PROBLEM: Retype each of the records below exactly, leaving the pictures out.

SOURCE DATA:
################

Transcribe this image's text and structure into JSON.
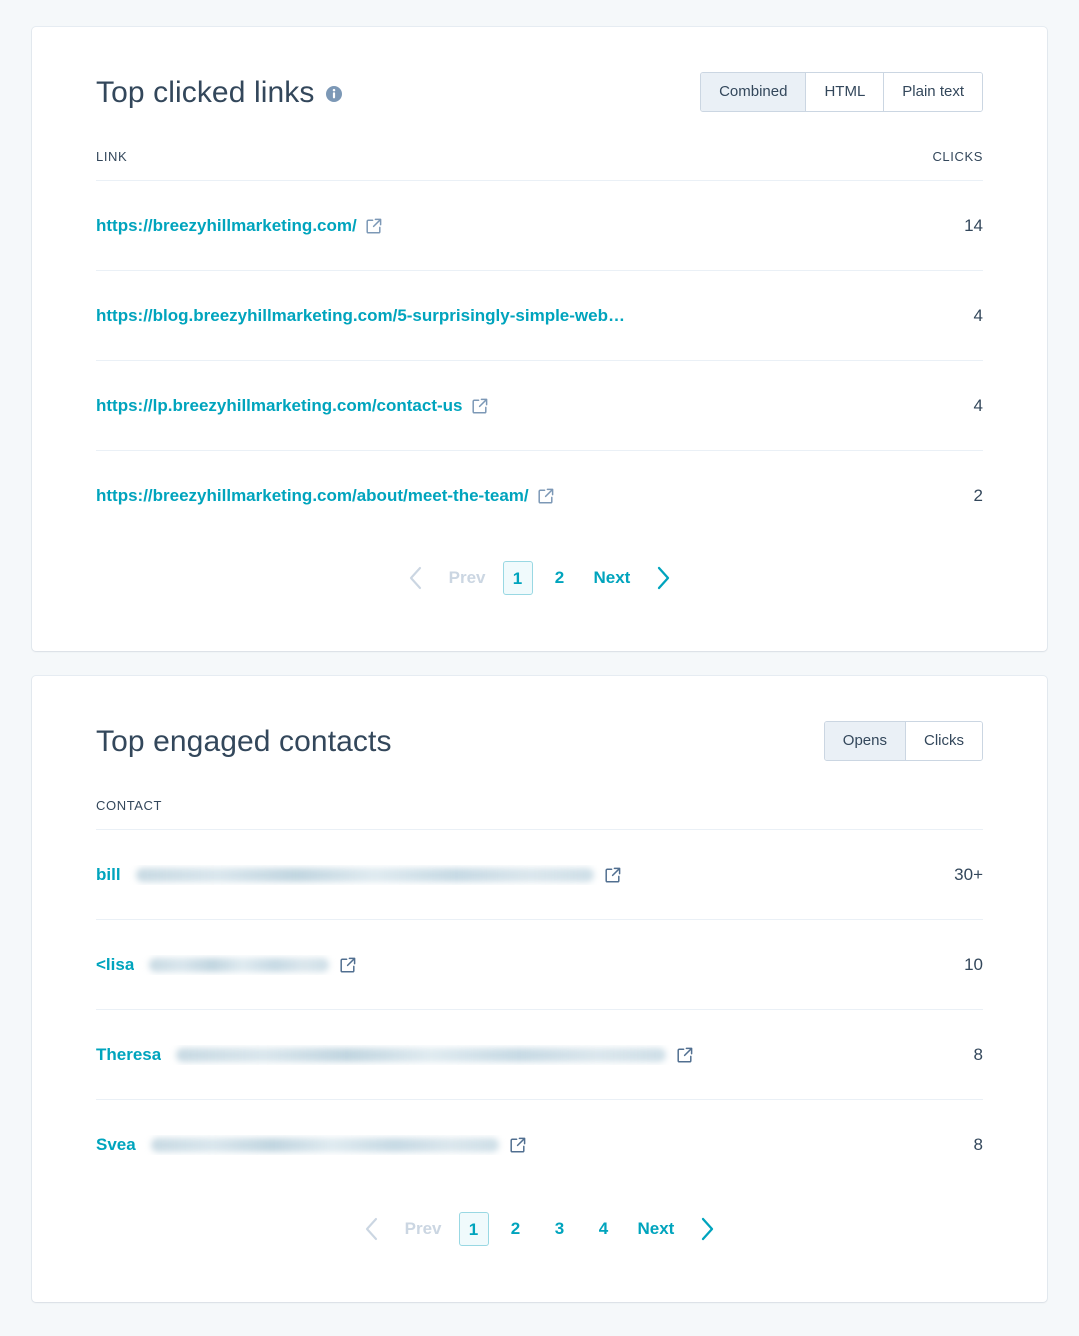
{
  "colors": {
    "page_background": "#f5f8fa",
    "card_background": "#ffffff",
    "link": "#00a4bd",
    "text": "#33475b",
    "border": "#cbd6e2",
    "divider": "#eaf0f6",
    "toggle_active_bg": "#eaf0f6"
  },
  "links_card": {
    "title": "Top clicked links",
    "info_icon": "info-circle-icon",
    "toggles": [
      {
        "label": "Combined",
        "active": true
      },
      {
        "label": "HTML",
        "active": false
      },
      {
        "label": "Plain text",
        "active": false
      }
    ],
    "columns": {
      "link": "LINK",
      "clicks": "CLICKS"
    },
    "rows": [
      {
        "url": "https://breezyhillmarketing.com/",
        "clicks": "14",
        "has_external_icon": true,
        "truncated": false
      },
      {
        "url": "https://blog.breezyhillmarketing.com/5-surprisingly-simple-web…",
        "clicks": "4",
        "has_external_icon": false,
        "truncated": true
      },
      {
        "url": "https://lp.breezyhillmarketing.com/contact-us",
        "clicks": "4",
        "has_external_icon": true,
        "truncated": false
      },
      {
        "url": "https://breezyhillmarketing.com/about/meet-the-team/",
        "clicks": "2",
        "has_external_icon": true,
        "truncated": false
      }
    ],
    "pagination": {
      "prev_icon": "chevron-left-icon",
      "prev_label": "Prev",
      "pages": [
        "1",
        "2"
      ],
      "current_page": "1",
      "next_label": "Next",
      "next_icon": "chevron-right-icon"
    }
  },
  "contacts_card": {
    "title": "Top engaged contacts",
    "toggles": [
      {
        "label": "Opens",
        "active": true
      },
      {
        "label": "Clicks",
        "active": false
      }
    ],
    "columns": {
      "contact": "CONTACT",
      "value": ""
    },
    "rows": [
      {
        "name": "bill",
        "email_redacted": true,
        "redacted_width": 458,
        "value": "30+",
        "has_external_icon": true
      },
      {
        "name": "<lisa",
        "email_redacted": true,
        "redacted_width": 180,
        "value": "10",
        "has_external_icon": true
      },
      {
        "name": "Theresa",
        "email_redacted": true,
        "redacted_width": 490,
        "value": "8",
        "has_external_icon": true
      },
      {
        "name": "Svea",
        "email_redacted": true,
        "redacted_width": 348,
        "value": "8",
        "has_external_icon": true
      }
    ],
    "pagination": {
      "prev_icon": "chevron-left-icon",
      "prev_label": "Prev",
      "pages": [
        "1",
        "2",
        "3",
        "4"
      ],
      "current_page": "1",
      "next_label": "Next",
      "next_icon": "chevron-right-icon"
    }
  }
}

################

YOUR SOLUTION:
Transcribe this image's text and structure into JSON.
{
  "colors": {
    "page_background": "#f5f8fa",
    "card_background": "#ffffff",
    "link": "#00a4bd",
    "text": "#33475b",
    "border": "#cbd6e2",
    "divider": "#eaf0f6",
    "toggle_active_bg": "#eaf0f6"
  },
  "links_card": {
    "title": "Top clicked links",
    "info_icon": "info-circle-icon",
    "toggles": [
      {
        "label": "Combined",
        "active": true
      },
      {
        "label": "HTML",
        "active": false
      },
      {
        "label": "Plain text",
        "active": false
      }
    ],
    "columns": {
      "link": "LINK",
      "clicks": "CLICKS"
    },
    "rows": [
      {
        "url": "https://breezyhillmarketing.com/",
        "clicks": "14",
        "has_external_icon": true,
        "truncated": false
      },
      {
        "url": "https://blog.breezyhillmarketing.com/5-surprisingly-simple-web…",
        "clicks": "4",
        "has_external_icon": false,
        "truncated": true
      },
      {
        "url": "https://lp.breezyhillmarketing.com/contact-us",
        "clicks": "4",
        "has_external_icon": true,
        "truncated": false
      },
      {
        "url": "https://breezyhillmarketing.com/about/meet-the-team/",
        "clicks": "2",
        "has_external_icon": true,
        "truncated": false
      }
    ],
    "pagination": {
      "prev_icon": "chevron-left-icon",
      "prev_label": "Prev",
      "pages": [
        "1",
        "2"
      ],
      "current_page": "1",
      "next_label": "Next",
      "next_icon": "chevron-right-icon"
    }
  },
  "contacts_card": {
    "title": "Top engaged contacts",
    "toggles": [
      {
        "label": "Opens",
        "active": true
      },
      {
        "label": "Clicks",
        "active": false
      }
    ],
    "columns": {
      "contact": "CONTACT",
      "value": ""
    },
    "rows": [
      {
        "name": "bill",
        "email_redacted": true,
        "redacted_width": 458,
        "value": "30+",
        "has_external_icon": true
      },
      {
        "name": "<lisa",
        "email_redacted": true,
        "redacted_width": 180,
        "value": "10",
        "has_external_icon": true
      },
      {
        "name": "Theresa",
        "email_redacted": true,
        "redacted_width": 490,
        "value": "8",
        "has_external_icon": true
      },
      {
        "name": "Svea",
        "email_redacted": true,
        "redacted_width": 348,
        "value": "8",
        "has_external_icon": true
      }
    ],
    "pagination": {
      "prev_icon": "chevron-left-icon",
      "prev_label": "Prev",
      "pages": [
        "1",
        "2",
        "3",
        "4"
      ],
      "current_page": "1",
      "next_label": "Next",
      "next_icon": "chevron-right-icon"
    }
  }
}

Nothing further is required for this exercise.